(Provided information Opens)

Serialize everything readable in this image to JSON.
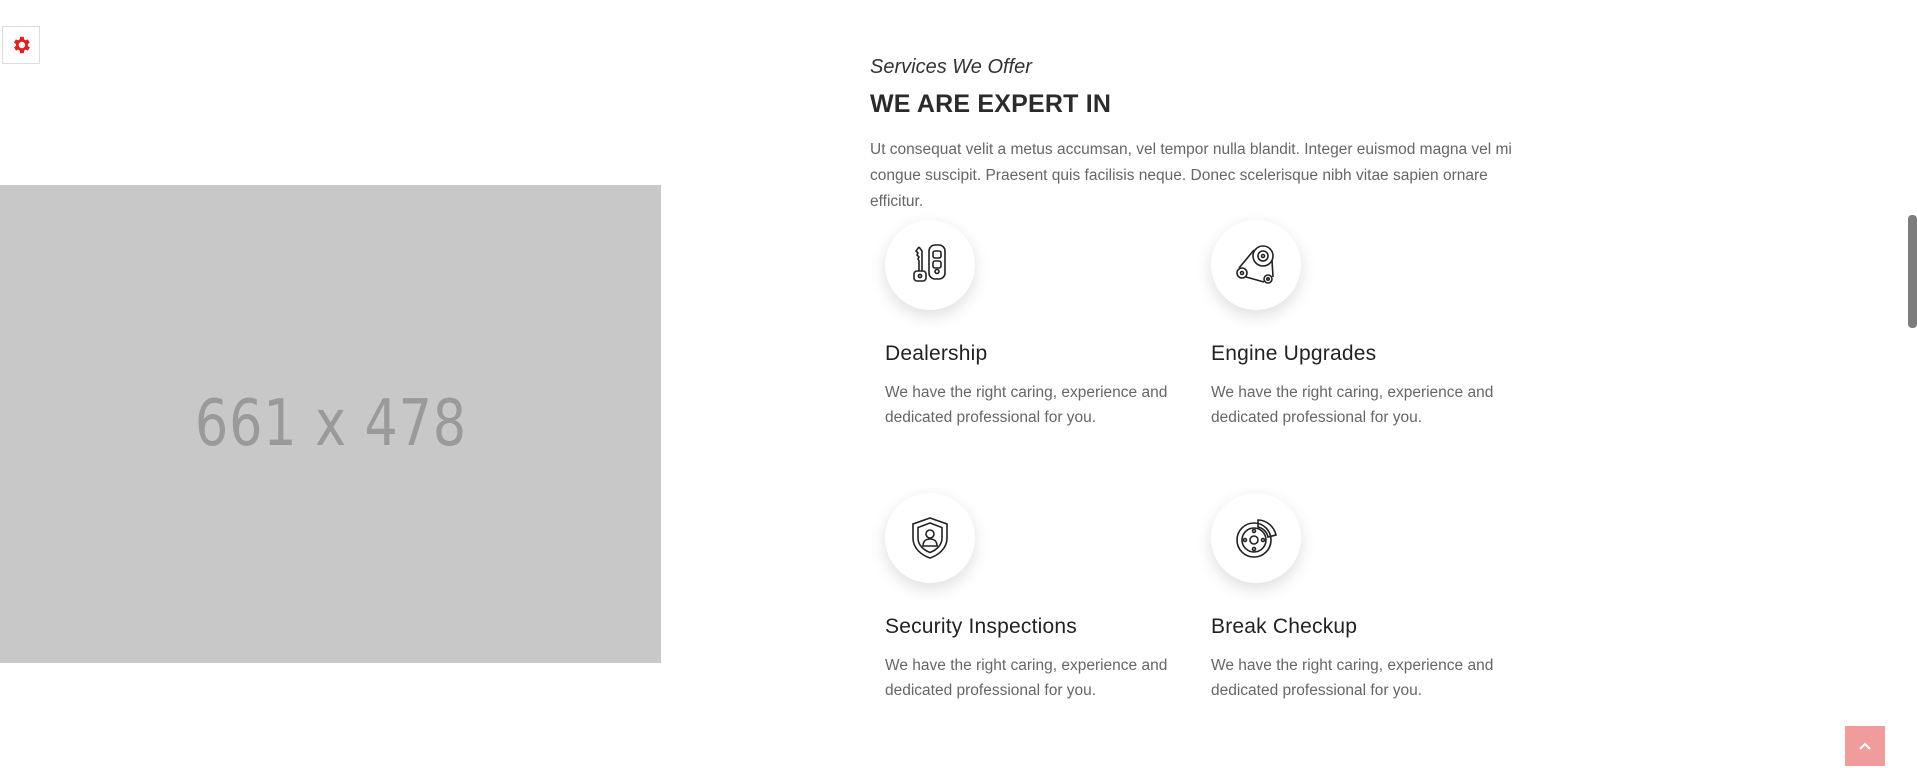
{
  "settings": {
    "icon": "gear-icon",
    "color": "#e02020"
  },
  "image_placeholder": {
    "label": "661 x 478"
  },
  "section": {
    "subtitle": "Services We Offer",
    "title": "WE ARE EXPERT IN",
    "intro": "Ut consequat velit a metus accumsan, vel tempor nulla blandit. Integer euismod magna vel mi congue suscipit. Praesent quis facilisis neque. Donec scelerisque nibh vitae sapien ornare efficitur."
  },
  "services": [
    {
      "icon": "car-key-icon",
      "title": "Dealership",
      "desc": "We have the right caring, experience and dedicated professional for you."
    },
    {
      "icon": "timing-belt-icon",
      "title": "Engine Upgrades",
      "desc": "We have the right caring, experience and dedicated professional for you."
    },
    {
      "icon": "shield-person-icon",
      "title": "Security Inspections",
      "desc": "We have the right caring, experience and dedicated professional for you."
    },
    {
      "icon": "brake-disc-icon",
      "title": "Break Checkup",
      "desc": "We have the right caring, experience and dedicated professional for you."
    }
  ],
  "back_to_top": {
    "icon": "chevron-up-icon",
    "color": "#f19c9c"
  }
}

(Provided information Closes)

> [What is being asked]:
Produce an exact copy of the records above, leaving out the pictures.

> [Solved problem]:
Serialize everything readable in this image to JSON.
{
  "settings": {
    "icon": "gear-icon",
    "color": "#e02020"
  },
  "image_placeholder": {
    "label": "661 x 478"
  },
  "section": {
    "subtitle": "Services We Offer",
    "title": "WE ARE EXPERT IN",
    "intro": "Ut consequat velit a metus accumsan, vel tempor nulla blandit. Integer euismod magna vel mi congue suscipit. Praesent quis facilisis neque. Donec scelerisque nibh vitae sapien ornare efficitur."
  },
  "services": [
    {
      "icon": "car-key-icon",
      "title": "Dealership",
      "desc": "We have the right caring, experience and dedicated professional for you."
    },
    {
      "icon": "timing-belt-icon",
      "title": "Engine Upgrades",
      "desc": "We have the right caring, experience and dedicated professional for you."
    },
    {
      "icon": "shield-person-icon",
      "title": "Security Inspections",
      "desc": "We have the right caring, experience and dedicated professional for you."
    },
    {
      "icon": "brake-disc-icon",
      "title": "Break Checkup",
      "desc": "We have the right caring, experience and dedicated professional for you."
    }
  ],
  "back_to_top": {
    "icon": "chevron-up-icon",
    "color": "#f19c9c"
  }
}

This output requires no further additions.